Look through the data below and work out how many lines contain the string "author". Give the number alone.

(App and web page records)
········

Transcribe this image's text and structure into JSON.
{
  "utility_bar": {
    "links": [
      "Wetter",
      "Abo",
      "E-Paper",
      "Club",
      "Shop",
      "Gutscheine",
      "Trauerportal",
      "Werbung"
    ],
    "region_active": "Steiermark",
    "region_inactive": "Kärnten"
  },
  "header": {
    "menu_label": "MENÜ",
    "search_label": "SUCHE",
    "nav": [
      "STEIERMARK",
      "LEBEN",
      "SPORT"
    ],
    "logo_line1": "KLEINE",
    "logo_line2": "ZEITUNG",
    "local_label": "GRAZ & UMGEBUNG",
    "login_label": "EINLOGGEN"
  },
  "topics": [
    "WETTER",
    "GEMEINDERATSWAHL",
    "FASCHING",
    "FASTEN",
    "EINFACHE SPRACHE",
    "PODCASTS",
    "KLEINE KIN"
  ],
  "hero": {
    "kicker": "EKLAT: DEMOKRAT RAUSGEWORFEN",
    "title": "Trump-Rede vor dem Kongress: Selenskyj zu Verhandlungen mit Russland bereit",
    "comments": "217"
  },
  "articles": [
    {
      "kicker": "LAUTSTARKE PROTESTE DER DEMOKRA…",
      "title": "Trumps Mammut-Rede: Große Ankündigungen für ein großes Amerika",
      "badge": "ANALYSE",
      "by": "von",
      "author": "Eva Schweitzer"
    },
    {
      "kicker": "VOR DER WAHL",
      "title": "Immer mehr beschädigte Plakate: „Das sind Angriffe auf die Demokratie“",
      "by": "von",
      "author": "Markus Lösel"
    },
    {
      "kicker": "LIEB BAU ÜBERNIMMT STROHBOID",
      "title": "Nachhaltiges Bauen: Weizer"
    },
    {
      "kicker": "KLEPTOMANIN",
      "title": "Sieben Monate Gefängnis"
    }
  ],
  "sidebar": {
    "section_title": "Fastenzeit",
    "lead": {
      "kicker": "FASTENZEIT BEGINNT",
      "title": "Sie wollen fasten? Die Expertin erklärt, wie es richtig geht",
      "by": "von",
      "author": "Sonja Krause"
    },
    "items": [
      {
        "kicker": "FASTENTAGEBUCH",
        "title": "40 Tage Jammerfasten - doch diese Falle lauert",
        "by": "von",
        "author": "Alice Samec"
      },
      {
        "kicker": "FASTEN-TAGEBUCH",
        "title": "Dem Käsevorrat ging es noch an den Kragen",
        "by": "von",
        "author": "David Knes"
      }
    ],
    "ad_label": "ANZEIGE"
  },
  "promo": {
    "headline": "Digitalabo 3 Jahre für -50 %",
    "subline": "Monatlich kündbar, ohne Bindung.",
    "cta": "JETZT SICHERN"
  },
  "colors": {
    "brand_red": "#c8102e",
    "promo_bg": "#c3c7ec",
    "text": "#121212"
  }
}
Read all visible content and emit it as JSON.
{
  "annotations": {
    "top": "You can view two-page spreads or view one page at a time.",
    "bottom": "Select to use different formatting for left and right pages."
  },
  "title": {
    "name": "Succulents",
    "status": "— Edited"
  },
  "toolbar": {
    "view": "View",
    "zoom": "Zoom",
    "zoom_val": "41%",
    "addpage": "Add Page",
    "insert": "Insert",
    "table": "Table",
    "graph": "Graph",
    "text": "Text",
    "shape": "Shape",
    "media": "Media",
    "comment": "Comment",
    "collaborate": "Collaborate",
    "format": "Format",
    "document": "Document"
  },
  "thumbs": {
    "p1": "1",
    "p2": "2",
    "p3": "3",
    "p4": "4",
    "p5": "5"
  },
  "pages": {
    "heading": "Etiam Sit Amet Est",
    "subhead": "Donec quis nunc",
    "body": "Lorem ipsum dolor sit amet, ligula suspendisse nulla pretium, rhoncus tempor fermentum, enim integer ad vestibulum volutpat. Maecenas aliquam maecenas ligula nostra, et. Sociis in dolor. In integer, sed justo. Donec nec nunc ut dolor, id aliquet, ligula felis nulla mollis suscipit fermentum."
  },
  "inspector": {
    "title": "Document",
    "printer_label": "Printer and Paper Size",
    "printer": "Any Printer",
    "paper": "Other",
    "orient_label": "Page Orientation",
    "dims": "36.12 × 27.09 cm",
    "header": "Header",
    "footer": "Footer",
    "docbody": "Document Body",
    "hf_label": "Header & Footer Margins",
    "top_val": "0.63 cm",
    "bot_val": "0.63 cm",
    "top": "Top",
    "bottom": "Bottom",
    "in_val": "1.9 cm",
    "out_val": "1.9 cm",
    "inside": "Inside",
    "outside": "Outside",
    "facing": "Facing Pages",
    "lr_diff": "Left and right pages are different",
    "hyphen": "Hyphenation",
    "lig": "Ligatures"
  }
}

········

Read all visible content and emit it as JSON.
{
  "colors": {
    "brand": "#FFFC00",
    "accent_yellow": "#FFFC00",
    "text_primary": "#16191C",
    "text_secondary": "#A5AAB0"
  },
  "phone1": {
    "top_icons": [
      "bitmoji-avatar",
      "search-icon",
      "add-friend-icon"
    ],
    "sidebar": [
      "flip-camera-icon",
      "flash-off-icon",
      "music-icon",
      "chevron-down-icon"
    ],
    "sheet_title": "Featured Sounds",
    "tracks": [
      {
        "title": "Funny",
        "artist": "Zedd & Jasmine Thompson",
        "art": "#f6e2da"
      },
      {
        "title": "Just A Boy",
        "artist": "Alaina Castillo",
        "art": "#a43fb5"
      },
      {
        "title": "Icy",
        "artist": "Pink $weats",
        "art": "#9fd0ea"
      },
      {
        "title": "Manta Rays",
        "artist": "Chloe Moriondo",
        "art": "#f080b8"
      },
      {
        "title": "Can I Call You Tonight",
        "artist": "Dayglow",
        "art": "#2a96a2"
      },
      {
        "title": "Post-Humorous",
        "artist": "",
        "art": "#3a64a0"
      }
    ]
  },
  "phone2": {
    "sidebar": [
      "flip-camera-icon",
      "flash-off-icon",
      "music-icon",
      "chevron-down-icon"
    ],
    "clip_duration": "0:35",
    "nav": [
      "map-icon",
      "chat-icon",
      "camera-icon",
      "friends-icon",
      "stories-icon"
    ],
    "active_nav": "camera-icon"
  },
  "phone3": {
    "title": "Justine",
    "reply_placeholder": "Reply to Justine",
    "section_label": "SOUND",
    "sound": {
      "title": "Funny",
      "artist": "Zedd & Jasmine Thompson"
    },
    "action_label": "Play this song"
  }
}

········

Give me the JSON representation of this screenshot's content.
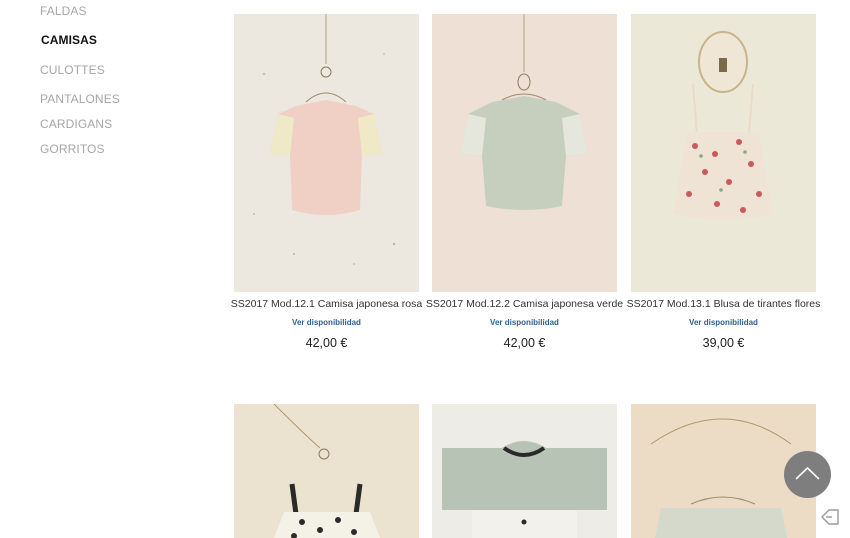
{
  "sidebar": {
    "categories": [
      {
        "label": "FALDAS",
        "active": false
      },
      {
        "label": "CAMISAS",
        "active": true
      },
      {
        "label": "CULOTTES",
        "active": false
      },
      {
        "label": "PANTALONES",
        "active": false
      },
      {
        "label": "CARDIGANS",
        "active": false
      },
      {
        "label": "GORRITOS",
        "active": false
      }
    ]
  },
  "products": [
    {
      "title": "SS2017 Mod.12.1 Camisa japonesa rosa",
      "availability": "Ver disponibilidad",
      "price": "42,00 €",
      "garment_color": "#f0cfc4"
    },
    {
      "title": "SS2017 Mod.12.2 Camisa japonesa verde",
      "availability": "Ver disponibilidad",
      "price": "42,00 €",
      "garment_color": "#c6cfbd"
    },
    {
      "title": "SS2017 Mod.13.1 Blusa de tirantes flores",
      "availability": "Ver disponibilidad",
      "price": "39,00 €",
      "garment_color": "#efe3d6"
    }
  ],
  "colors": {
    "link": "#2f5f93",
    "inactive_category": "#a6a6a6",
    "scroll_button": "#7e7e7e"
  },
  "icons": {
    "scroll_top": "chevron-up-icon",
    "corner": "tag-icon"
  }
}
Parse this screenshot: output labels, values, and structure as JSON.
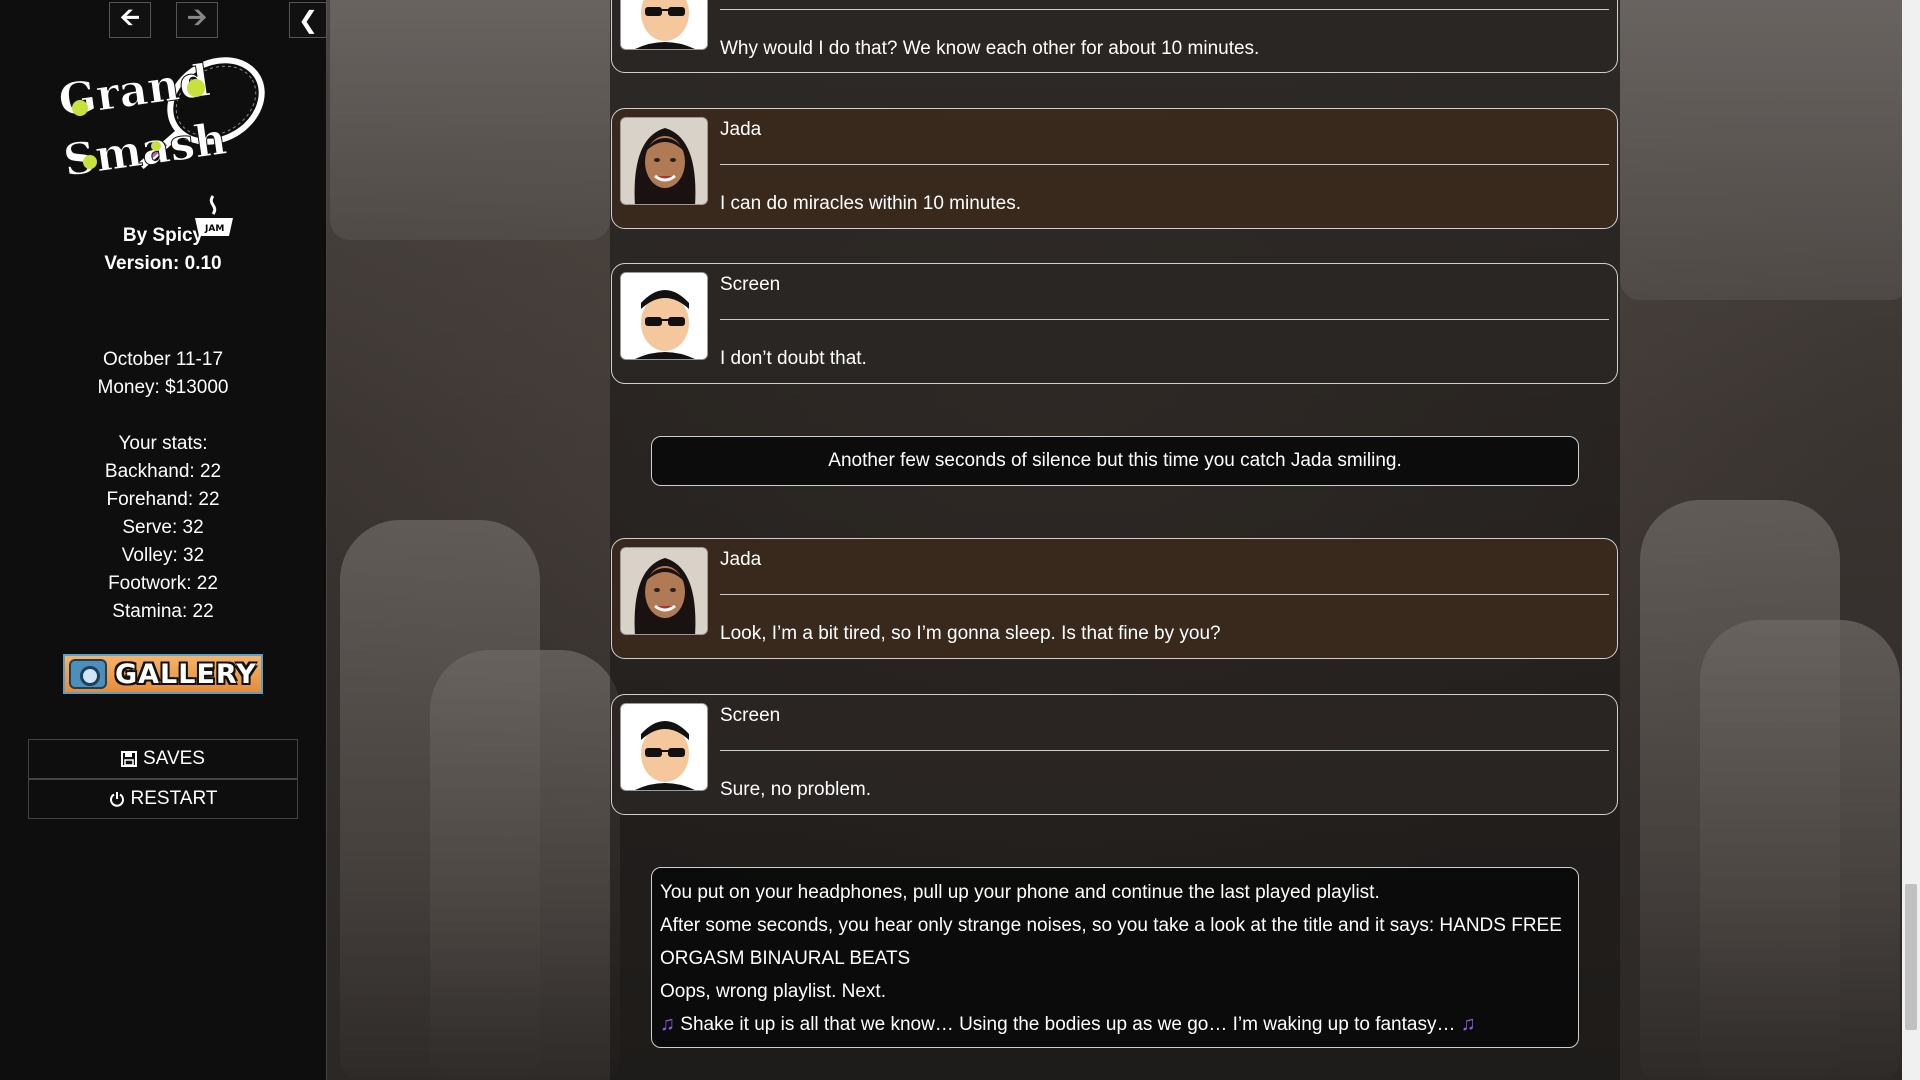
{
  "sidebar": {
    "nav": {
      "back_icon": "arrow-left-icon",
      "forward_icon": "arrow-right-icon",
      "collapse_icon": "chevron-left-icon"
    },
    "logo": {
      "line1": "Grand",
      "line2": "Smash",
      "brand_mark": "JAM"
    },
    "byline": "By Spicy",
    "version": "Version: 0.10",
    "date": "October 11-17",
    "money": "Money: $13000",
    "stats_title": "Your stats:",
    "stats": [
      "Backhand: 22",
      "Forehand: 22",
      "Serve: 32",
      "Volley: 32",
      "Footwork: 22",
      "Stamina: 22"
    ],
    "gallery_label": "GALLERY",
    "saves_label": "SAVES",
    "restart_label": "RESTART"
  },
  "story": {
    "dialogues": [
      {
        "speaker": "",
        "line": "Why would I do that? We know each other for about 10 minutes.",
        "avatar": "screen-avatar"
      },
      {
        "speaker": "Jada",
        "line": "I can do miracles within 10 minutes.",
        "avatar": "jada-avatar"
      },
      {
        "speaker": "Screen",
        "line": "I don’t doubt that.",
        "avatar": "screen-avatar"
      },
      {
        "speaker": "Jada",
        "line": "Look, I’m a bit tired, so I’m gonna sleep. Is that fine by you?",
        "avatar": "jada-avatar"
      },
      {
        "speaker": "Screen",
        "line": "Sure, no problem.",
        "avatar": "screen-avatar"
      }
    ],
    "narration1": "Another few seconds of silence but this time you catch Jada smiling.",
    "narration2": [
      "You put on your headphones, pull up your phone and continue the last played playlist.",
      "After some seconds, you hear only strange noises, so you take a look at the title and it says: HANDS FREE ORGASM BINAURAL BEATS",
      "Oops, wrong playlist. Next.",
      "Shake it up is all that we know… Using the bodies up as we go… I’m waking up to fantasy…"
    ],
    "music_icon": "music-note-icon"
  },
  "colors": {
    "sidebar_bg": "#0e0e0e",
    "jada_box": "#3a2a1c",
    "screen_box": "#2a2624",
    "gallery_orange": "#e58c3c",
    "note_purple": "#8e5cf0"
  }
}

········

** Reply to the task **
5